    • Publishers are also concerned that RTB trading works worse with brand campaigns than with DR campaigns. While RTB trading thrives on closing the feedback loop between ad spend and ROI, premium inventory is typically bought to support brand campaigns, where the measurement of ad effectiveness is more ephemeral. Brand recognition, brand liking, purchase intent, likelihood to recommend, and long-term online and offline purchases — all of these are KPIs not easily measured by advertising platforms. Providing automatic feedback loops for these kinds of KPIs is a very tough nut to crack for SSPs, even though some have begun to address the issue, for example, by running post-ad surveys to assess the impact of brand campaigns even when using programmatic trading.CONCLUSIONRTB has the potential to revolutionize the way display advertising is being traded andserved by automating, integrating, and optimizing it. Both publishers andadvertisers/ad agencies can reap its benefits and must do so to remain competitive.Copyright NoticeExternal Publication of IDC Information and Data — Any IDC information that is to beused in advertising, press releases, or promotional materials requires prior writtenapproval from the appropriate IDC Vice President or Country Manager. A draft of theproposed document should accompany any such request.
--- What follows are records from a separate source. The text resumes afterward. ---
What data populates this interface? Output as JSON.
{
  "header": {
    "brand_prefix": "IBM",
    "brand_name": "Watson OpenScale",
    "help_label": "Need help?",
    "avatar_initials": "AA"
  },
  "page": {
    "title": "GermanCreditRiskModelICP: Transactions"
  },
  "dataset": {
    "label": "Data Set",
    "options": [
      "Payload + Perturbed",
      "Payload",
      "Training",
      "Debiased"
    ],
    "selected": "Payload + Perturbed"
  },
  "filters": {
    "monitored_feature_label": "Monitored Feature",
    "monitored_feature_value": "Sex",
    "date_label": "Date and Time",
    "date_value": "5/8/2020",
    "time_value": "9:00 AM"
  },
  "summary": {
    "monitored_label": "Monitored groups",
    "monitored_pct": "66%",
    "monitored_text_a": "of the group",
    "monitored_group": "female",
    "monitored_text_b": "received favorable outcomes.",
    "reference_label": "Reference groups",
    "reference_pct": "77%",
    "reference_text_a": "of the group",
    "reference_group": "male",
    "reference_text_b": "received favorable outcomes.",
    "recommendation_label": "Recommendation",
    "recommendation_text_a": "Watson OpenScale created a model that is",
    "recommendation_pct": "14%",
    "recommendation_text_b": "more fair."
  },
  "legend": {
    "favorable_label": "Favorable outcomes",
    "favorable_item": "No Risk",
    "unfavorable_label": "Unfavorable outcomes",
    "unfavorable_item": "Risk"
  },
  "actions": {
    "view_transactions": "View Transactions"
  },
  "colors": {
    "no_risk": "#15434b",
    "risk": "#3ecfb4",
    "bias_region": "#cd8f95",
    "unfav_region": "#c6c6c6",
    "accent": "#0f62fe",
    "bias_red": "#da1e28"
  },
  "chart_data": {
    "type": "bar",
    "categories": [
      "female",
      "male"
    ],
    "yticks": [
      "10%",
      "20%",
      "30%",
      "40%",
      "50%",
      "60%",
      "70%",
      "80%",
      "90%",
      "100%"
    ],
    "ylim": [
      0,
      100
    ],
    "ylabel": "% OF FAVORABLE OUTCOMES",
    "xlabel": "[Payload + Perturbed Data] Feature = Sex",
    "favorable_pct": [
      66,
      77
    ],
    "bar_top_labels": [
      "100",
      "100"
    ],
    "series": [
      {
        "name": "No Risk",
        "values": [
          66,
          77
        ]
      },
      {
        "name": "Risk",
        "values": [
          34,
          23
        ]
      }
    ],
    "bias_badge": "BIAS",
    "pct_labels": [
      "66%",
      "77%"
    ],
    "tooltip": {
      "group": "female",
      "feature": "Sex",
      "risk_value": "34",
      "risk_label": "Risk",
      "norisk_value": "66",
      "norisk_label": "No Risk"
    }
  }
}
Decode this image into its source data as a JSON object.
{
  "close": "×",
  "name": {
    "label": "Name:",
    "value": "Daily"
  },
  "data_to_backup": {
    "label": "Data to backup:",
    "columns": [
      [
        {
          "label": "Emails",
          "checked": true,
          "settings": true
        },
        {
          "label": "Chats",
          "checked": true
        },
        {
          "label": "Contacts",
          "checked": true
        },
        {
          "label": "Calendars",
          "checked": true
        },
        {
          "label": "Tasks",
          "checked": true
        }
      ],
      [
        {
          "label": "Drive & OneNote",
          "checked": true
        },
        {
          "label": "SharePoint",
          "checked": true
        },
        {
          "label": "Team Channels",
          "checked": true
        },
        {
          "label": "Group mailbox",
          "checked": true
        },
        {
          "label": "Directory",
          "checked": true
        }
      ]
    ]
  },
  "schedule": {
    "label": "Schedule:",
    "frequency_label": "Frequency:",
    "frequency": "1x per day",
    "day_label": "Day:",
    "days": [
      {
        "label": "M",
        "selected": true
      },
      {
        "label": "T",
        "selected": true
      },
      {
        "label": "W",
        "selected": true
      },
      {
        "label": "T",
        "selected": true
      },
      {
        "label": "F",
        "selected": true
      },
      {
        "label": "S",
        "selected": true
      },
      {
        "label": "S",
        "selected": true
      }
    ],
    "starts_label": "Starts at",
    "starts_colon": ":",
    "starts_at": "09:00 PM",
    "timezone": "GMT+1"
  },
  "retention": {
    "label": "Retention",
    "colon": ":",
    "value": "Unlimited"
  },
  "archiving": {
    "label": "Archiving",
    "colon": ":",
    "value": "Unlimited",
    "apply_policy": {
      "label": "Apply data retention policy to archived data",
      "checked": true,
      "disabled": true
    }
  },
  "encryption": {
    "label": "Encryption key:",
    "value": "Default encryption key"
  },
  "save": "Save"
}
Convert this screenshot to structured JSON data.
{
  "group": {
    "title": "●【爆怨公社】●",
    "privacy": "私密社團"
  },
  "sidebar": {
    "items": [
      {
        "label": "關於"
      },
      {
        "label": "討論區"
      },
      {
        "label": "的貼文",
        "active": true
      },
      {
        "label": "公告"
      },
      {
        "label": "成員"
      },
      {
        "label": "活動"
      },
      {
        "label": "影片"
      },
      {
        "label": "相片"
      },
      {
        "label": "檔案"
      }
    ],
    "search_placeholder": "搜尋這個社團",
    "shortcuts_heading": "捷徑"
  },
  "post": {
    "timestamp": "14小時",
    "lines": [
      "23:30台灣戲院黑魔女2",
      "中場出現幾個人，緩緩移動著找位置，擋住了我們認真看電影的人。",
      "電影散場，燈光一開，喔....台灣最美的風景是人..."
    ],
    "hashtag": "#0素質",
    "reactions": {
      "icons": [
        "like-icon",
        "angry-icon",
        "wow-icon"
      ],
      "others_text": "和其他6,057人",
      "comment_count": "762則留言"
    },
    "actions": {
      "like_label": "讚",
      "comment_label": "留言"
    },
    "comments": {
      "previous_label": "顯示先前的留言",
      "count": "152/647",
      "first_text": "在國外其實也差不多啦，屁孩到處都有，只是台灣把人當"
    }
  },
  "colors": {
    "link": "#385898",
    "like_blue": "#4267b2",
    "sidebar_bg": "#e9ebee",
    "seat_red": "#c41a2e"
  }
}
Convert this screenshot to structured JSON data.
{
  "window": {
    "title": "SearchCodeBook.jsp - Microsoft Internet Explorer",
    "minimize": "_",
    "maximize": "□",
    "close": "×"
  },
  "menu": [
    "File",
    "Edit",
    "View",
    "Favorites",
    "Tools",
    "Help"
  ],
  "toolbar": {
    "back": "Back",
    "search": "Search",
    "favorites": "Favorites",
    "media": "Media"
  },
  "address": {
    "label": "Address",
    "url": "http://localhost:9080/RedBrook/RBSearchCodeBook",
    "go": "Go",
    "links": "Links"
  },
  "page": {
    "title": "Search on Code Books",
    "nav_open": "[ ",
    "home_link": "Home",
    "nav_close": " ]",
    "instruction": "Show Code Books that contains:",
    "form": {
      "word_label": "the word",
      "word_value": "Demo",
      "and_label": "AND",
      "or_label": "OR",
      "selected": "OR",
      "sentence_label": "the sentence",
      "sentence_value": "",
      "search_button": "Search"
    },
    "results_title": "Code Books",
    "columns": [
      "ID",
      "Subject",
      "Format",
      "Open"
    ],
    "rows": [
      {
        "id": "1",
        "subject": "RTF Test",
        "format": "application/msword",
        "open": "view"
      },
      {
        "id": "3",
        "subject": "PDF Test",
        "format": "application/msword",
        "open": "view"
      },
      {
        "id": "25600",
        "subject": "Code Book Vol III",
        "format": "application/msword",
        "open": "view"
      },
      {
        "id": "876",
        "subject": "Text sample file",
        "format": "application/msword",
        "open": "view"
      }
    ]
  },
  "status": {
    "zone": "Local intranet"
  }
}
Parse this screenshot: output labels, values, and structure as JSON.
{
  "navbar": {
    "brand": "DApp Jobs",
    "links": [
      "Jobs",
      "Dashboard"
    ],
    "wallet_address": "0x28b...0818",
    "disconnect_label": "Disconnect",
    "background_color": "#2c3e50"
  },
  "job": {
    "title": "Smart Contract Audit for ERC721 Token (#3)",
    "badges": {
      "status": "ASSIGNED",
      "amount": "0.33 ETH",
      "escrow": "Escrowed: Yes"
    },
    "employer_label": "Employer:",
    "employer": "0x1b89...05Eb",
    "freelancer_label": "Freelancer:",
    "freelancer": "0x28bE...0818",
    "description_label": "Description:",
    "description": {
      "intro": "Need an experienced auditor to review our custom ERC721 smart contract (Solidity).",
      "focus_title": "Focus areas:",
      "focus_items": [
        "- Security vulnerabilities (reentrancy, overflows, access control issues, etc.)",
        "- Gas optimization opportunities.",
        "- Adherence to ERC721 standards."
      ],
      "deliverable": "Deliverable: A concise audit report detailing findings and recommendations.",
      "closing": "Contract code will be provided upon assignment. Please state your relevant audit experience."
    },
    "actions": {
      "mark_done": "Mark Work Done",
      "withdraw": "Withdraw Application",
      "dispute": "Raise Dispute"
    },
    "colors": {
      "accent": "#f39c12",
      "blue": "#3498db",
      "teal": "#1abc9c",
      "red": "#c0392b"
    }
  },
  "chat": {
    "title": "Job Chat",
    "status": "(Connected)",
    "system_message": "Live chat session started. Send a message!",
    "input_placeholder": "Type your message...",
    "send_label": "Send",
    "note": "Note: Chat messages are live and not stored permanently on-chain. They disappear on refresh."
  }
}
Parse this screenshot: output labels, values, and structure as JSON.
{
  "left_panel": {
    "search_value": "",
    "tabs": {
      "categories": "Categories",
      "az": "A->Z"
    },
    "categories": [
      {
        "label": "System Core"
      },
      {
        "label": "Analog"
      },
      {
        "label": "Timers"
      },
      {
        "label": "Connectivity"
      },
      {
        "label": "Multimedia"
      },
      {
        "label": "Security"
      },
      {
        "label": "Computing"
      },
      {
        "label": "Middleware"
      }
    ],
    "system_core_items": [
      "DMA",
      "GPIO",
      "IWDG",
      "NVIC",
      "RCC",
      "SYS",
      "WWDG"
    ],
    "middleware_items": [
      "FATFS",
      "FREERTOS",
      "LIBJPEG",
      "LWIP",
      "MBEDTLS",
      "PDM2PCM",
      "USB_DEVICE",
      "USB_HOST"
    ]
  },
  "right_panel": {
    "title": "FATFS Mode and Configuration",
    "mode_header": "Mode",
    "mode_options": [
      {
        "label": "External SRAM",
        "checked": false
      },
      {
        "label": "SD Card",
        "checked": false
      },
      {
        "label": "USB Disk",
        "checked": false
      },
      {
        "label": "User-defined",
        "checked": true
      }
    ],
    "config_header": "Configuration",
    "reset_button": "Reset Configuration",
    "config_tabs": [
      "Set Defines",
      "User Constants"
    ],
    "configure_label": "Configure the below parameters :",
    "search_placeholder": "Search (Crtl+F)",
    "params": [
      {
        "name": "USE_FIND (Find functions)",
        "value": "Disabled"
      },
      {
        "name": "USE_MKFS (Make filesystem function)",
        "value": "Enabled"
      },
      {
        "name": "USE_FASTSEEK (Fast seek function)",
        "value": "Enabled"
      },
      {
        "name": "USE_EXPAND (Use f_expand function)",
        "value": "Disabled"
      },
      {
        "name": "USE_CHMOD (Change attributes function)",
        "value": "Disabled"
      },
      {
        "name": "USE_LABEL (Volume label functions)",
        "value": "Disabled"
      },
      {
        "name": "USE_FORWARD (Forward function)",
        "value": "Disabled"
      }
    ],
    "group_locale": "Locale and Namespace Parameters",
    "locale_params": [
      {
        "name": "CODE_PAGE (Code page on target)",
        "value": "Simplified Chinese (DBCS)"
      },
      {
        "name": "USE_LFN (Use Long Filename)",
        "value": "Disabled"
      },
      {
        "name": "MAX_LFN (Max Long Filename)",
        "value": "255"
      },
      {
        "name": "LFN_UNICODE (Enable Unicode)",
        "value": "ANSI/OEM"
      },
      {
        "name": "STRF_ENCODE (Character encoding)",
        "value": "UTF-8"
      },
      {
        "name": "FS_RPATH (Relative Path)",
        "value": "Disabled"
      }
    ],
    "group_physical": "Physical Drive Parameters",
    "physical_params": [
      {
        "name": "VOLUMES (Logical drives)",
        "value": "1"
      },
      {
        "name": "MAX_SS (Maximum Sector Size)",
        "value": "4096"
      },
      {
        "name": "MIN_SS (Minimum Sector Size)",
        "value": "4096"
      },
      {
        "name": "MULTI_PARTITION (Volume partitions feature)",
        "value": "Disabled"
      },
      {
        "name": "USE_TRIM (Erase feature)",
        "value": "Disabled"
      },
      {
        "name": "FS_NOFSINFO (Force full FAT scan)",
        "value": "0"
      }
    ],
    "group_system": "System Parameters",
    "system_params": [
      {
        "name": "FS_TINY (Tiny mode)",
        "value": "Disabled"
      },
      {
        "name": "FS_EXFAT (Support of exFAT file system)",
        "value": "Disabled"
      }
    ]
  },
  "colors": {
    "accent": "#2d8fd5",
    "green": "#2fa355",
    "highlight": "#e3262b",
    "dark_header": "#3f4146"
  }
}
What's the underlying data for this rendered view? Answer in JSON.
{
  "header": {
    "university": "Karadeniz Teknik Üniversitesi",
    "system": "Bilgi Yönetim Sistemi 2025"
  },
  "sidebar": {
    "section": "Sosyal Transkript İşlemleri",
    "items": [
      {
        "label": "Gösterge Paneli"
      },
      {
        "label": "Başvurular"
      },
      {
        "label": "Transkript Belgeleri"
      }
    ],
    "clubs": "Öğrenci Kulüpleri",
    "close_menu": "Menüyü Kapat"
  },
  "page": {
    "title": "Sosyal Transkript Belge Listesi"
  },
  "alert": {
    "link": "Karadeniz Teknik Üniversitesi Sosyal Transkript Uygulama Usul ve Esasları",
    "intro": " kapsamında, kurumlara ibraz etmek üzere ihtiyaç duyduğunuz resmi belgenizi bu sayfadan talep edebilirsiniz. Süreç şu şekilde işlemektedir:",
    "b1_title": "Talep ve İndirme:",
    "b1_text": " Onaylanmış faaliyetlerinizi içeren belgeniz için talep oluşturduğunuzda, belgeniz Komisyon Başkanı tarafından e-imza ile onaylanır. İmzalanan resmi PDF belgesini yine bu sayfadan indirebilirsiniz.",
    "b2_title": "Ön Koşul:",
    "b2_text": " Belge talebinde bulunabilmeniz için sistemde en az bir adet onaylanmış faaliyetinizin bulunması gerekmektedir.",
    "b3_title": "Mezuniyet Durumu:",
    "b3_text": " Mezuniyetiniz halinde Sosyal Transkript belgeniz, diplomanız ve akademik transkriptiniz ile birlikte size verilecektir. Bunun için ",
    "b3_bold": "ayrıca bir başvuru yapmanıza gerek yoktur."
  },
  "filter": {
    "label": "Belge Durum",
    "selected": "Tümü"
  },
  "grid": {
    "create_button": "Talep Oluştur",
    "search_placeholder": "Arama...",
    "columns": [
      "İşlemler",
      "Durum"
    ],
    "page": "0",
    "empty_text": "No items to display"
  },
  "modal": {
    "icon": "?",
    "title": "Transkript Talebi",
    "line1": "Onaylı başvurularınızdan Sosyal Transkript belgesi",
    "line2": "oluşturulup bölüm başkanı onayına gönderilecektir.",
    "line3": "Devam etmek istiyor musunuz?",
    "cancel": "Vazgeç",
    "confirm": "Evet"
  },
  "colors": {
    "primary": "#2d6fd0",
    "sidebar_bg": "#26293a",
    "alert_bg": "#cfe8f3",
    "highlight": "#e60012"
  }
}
IDC reserves the right todeny approval of external usage for any reason.Copyright 2012 IDC. Reproduction without written permission is completely forbidden.©2012 IDC #237383 23